Lights: Make sure all exterior and interior lights are working correctly. A quick bulb replacement can save a disproportionate reduction in trade-in value.
Cleanliness: While not a 'repair' per se, thoroughly cleaning your car inside and out can make a good impression and show that you've taken care of the vehicle. Consider a professional detailing service if necessary.
Maintenance Records: While this isn't a physical repair, ensuring your maintenance records are up to date can increase the confidence a dealer has in your car's condition, potentially leading to a better offer.
Remember, the idea is not to make your used car appear new but to demonstrate that it has been well-maintained and cared for. Small investments in fixes can yield a significantly higher trade-in value, making the extra effort worthwhile.
Frequently Asked Questions
If my car has significant body damage, should I get it repaired before trading it in?
It depends on the extent and cost of the repairs. Get a quote for the repairs and compare it with the potential trade-in values for the damaged and repaired car. If the repair cost is significantly less than the increased trade-in value, it might be worth it.
Can you trade in a car with mechanical issues?
Yes, you can trade in a car with mechanical issues. However, similar to body damage, mechanical issues will likely decrease your trade-in value. The dealership will factor in the cost of repairs when evaluating your car's value. It might be worthwhile to fix minor mechanical issues, but for major ones, weigh the repair costs against the potential decrease in trade-in value.
Is it necessary to detail my car before trading it in?
While not necessary, detailing your car can create a good impression and show that the vehicle is well-cared for, which may help you negotiate a higher trade-in value. A clean, well-presented car is likely to fetch a higher price than a dirty, poorly maintained on
Deciding whether to fix or trade in damaged cars is a question many car owners face. There's no one-size-fits-all answer; it hinges on factors like the extent of damage, the cost of repairs, and your car's overall condition. Balancing the potential increase in trade-in value with the repair cost is the key to making a wise financial decision.
Here at Painted OEM Parts, we're dedicated to helping you navigate these auto-related challenges with ease. We provide high-quality, pre-painted car parts that can give your vehicle the quick fix it needs without breaking the bank.

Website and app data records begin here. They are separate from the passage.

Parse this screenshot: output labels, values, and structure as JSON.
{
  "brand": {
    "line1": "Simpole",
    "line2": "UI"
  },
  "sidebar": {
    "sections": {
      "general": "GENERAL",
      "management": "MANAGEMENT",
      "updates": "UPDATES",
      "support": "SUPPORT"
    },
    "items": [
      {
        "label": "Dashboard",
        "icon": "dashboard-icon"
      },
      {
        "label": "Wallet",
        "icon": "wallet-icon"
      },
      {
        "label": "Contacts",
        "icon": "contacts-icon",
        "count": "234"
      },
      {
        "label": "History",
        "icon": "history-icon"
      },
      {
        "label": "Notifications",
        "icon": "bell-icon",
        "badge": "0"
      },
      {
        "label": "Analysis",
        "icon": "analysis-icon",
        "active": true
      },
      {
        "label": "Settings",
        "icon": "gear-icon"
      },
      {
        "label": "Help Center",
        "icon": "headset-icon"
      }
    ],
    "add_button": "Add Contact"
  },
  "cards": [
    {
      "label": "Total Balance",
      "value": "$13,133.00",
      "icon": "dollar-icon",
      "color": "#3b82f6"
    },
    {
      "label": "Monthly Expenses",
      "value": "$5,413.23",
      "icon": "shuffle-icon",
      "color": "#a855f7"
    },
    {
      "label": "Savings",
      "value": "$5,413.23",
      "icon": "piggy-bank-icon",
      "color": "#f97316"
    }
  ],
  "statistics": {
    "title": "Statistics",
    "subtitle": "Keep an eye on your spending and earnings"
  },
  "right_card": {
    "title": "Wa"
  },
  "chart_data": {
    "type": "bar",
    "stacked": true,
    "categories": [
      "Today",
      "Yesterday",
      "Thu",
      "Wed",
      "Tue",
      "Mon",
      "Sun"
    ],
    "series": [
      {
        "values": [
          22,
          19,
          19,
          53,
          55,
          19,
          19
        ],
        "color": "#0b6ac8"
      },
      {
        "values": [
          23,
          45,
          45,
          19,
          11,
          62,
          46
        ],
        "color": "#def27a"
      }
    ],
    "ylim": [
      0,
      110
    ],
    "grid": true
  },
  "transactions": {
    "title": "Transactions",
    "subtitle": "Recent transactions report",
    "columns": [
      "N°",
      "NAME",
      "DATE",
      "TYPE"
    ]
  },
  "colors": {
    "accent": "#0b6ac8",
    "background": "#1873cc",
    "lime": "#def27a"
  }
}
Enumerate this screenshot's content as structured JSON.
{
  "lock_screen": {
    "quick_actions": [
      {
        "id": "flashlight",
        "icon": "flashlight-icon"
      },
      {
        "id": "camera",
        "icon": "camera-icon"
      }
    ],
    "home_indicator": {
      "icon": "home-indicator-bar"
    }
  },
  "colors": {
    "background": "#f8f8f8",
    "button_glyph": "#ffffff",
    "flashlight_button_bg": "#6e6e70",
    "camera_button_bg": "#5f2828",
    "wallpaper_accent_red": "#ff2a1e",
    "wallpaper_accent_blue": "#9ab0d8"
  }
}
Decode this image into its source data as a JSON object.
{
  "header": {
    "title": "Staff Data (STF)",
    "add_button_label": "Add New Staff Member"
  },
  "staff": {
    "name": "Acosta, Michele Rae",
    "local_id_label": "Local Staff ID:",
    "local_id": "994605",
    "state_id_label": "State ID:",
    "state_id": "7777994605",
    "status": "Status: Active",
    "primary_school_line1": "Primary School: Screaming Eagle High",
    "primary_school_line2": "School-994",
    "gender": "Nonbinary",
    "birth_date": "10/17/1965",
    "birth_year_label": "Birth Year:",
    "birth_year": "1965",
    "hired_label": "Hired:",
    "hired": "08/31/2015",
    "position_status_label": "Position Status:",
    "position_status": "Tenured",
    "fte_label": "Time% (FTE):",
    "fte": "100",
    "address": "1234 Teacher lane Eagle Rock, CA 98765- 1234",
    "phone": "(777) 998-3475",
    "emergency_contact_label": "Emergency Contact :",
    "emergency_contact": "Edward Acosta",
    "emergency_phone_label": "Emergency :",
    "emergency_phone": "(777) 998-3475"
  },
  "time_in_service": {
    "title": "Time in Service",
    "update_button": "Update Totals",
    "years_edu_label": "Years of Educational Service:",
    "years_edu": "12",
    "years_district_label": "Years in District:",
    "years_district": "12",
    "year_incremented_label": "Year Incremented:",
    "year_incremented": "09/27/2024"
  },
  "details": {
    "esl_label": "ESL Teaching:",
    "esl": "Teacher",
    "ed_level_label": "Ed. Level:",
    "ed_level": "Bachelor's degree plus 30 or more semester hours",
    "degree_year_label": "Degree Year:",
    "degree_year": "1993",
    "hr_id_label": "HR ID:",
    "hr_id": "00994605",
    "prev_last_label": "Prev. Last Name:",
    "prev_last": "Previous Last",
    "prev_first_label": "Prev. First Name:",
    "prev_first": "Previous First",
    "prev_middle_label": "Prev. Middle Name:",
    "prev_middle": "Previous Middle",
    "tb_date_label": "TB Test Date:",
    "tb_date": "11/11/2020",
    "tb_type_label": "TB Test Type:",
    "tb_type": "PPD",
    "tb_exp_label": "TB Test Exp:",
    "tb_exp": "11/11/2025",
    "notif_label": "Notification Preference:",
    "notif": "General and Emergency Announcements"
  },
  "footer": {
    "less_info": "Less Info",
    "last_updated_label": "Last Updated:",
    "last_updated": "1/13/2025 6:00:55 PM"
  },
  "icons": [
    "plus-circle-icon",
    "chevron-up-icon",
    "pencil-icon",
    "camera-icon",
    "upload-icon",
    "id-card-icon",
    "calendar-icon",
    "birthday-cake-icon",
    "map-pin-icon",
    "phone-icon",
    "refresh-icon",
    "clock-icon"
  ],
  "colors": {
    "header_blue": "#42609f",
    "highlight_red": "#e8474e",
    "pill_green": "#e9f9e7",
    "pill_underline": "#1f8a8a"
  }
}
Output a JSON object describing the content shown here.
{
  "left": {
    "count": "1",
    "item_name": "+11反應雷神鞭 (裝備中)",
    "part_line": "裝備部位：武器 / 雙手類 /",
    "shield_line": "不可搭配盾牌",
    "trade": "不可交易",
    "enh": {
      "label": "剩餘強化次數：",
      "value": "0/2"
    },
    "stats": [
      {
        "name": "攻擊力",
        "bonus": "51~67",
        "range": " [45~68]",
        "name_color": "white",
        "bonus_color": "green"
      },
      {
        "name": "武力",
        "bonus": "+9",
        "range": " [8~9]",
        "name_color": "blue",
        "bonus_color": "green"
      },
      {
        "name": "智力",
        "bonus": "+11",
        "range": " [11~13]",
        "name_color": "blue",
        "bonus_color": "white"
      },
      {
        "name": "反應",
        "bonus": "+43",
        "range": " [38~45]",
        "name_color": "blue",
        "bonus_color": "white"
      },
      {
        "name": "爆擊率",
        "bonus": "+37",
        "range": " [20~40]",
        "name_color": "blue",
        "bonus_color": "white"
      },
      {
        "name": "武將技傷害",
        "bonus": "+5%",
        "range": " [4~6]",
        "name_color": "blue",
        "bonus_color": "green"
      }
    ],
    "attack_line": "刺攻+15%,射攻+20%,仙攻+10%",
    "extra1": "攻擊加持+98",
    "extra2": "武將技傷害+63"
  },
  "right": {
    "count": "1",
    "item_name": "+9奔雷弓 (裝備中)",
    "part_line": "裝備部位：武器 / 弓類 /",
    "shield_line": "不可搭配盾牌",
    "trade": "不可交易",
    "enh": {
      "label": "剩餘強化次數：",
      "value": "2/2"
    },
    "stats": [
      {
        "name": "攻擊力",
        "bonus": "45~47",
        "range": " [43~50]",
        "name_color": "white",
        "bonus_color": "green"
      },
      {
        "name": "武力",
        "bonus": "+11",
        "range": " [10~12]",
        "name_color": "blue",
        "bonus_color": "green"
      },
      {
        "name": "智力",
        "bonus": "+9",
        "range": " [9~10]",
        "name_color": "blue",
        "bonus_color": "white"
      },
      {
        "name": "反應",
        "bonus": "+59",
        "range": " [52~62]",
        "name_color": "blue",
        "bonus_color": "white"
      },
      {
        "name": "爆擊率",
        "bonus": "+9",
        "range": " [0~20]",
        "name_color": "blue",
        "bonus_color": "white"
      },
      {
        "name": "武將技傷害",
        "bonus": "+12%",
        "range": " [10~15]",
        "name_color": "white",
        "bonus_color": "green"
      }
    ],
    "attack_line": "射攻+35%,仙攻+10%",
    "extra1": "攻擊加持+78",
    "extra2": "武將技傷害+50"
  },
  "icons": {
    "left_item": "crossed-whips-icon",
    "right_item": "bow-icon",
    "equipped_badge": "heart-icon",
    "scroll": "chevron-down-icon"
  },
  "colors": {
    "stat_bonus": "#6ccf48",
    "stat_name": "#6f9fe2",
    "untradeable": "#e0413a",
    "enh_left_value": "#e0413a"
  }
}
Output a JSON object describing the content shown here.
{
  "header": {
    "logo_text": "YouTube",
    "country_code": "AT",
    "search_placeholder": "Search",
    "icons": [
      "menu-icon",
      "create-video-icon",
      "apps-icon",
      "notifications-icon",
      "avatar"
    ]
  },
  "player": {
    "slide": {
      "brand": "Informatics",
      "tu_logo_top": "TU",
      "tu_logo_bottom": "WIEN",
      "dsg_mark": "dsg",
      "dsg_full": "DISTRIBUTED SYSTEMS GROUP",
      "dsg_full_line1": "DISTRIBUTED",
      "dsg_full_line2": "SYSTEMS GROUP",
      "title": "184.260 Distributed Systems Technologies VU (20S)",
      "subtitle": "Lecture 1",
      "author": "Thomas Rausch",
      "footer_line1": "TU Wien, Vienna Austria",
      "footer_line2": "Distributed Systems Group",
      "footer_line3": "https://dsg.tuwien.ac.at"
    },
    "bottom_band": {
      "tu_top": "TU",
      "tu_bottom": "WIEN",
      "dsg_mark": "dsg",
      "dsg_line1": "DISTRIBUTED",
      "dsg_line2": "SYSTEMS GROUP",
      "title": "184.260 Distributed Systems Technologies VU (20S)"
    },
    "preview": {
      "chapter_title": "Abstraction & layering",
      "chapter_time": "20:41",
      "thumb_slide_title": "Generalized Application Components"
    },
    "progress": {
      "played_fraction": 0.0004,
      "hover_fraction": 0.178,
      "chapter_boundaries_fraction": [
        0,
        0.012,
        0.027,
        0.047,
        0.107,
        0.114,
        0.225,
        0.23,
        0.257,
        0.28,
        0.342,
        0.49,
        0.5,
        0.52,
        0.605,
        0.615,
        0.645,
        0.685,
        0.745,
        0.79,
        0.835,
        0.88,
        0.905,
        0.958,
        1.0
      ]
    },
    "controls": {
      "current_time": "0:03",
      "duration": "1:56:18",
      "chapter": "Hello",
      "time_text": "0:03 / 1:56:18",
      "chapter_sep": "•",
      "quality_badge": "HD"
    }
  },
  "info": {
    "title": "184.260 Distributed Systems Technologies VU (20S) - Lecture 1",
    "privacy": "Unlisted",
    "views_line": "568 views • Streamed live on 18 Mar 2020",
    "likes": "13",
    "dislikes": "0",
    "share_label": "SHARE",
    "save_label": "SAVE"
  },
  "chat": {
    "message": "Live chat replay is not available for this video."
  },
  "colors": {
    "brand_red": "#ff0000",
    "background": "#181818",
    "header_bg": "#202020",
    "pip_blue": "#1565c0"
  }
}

Ready to give your car the spruce up it deserves before trading it in? Check out our wide range of professionally painted automotive parts shipped right to your door ready for installation!